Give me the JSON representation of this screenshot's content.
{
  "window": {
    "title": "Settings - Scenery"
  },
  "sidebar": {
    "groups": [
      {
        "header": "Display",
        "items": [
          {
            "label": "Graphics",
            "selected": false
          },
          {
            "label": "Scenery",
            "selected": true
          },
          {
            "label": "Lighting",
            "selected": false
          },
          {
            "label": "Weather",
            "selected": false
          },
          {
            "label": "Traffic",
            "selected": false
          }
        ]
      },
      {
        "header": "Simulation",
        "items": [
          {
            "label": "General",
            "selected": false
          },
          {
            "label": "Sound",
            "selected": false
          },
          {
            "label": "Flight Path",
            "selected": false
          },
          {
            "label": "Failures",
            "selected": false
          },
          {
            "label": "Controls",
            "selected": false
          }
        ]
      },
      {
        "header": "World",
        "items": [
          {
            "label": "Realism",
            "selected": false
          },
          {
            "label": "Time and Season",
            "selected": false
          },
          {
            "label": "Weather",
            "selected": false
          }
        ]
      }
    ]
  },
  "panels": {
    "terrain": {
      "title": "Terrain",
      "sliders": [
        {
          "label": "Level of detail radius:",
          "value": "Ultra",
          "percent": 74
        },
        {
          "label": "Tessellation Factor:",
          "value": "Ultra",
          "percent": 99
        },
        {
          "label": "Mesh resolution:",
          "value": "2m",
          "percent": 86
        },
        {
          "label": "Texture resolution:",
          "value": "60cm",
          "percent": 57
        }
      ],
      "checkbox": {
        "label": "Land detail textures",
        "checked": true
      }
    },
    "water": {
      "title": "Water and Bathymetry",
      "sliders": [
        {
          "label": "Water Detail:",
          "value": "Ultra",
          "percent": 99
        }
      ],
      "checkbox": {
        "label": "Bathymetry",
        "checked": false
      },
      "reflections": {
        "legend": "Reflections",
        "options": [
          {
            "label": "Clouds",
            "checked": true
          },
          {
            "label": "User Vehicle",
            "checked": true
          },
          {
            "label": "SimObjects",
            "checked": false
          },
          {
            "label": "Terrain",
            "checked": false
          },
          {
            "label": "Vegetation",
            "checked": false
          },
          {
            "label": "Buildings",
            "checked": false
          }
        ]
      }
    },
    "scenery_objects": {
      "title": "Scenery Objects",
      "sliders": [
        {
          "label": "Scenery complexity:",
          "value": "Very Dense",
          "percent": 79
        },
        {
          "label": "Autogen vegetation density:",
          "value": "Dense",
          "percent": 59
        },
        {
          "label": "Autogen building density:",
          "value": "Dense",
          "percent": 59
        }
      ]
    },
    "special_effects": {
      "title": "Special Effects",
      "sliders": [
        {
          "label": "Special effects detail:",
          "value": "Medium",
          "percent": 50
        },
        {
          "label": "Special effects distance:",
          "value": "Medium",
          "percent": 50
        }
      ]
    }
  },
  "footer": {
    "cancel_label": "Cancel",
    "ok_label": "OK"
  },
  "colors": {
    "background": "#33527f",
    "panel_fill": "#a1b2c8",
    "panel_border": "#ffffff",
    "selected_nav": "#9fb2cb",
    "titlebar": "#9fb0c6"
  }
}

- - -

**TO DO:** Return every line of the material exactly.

**FINISHED TASK:**
Give me the JSON representation of this screenshot's content.
{
  "window": {
    "title": "Settings - Scenery"
  },
  "sidebar": {
    "groups": [
      {
        "header": "Display",
        "items": [
          {
            "label": "Graphics",
            "selected": false
          },
          {
            "label": "Scenery",
            "selected": true
          },
          {
            "label": "Lighting",
            "selected": false
          },
          {
            "label": "Weather",
            "selected": false
          },
          {
            "label": "Traffic",
            "selected": false
          }
        ]
      },
      {
        "header": "Simulation",
        "items": [
          {
            "label": "General",
            "selected": false
          },
          {
            "label": "Sound",
            "selected": false
          },
          {
            "label": "Flight Path",
            "selected": false
          },
          {
            "label": "Failures",
            "selected": false
          },
          {
            "label": "Controls",
            "selected": false
          }
        ]
      },
      {
        "header": "World",
        "items": [
          {
            "label": "Realism",
            "selected": false
          },
          {
            "label": "Time and Season",
            "selected": false
          },
          {
            "label": "Weather",
            "selected": false
          }
        ]
      }
    ]
  },
  "panels": {
    "terrain": {
      "title": "Terrain",
      "sliders": [
        {
          "label": "Level of detail radius:",
          "value": "Ultra",
          "percent": 74
        },
        {
          "label": "Tessellation Factor:",
          "value": "Ultra",
          "percent": 99
        },
        {
          "label": "Mesh resolution:",
          "value": "2m",
          "percent": 86
        },
        {
          "label": "Texture resolution:",
          "value": "60cm",
          "percent": 57
        }
      ],
      "checkbox": {
        "label": "Land detail textures",
        "checked": true
      }
    },
    "water": {
      "title": "Water and Bathymetry",
      "sliders": [
        {
          "label": "Water Detail:",
          "value": "Ultra",
          "percent": 99
        }
      ],
      "checkbox": {
        "label": "Bathymetry",
        "checked": false
      },
      "reflections": {
        "legend": "Reflections",
        "options": [
          {
            "label": "Clouds",
            "checked": true
          },
          {
            "label": "User Vehicle",
            "checked": true
          },
          {
            "label": "SimObjects",
            "checked": false
          },
          {
            "label": "Terrain",
            "checked": false
          },
          {
            "label": "Vegetation",
            "checked": false
          },
          {
            "label": "Buildings",
            "checked": false
          }
        ]
      }
    },
    "scenery_objects": {
      "title": "Scenery Objects",
      "sliders": [
        {
          "label": "Scenery complexity:",
          "value": "Very Dense",
          "percent": 79
        },
        {
          "label": "Autogen vegetation density:",
          "value": "Dense",
          "percent": 59
        },
        {
          "label": "Autogen building density:",
          "value": "Dense",
          "percent": 59
        }
      ]
    },
    "special_effects": {
      "title": "Special Effects",
      "sliders": [
        {
          "label": "Special effects detail:",
          "value": "Medium",
          "percent": 50
        },
        {
          "label": "Special effects distance:",
          "value": "Medium",
          "percent": 50
        }
      ]
    }
  },
  "footer": {
    "cancel_label": "Cancel",
    "ok_label": "OK"
  },
  "colors": {
    "background": "#33527f",
    "panel_fill": "#a1b2c8",
    "panel_border": "#ffffff",
    "selected_nav": "#9fb2cb",
    "titlebar": "#9fb0c6"
  }
}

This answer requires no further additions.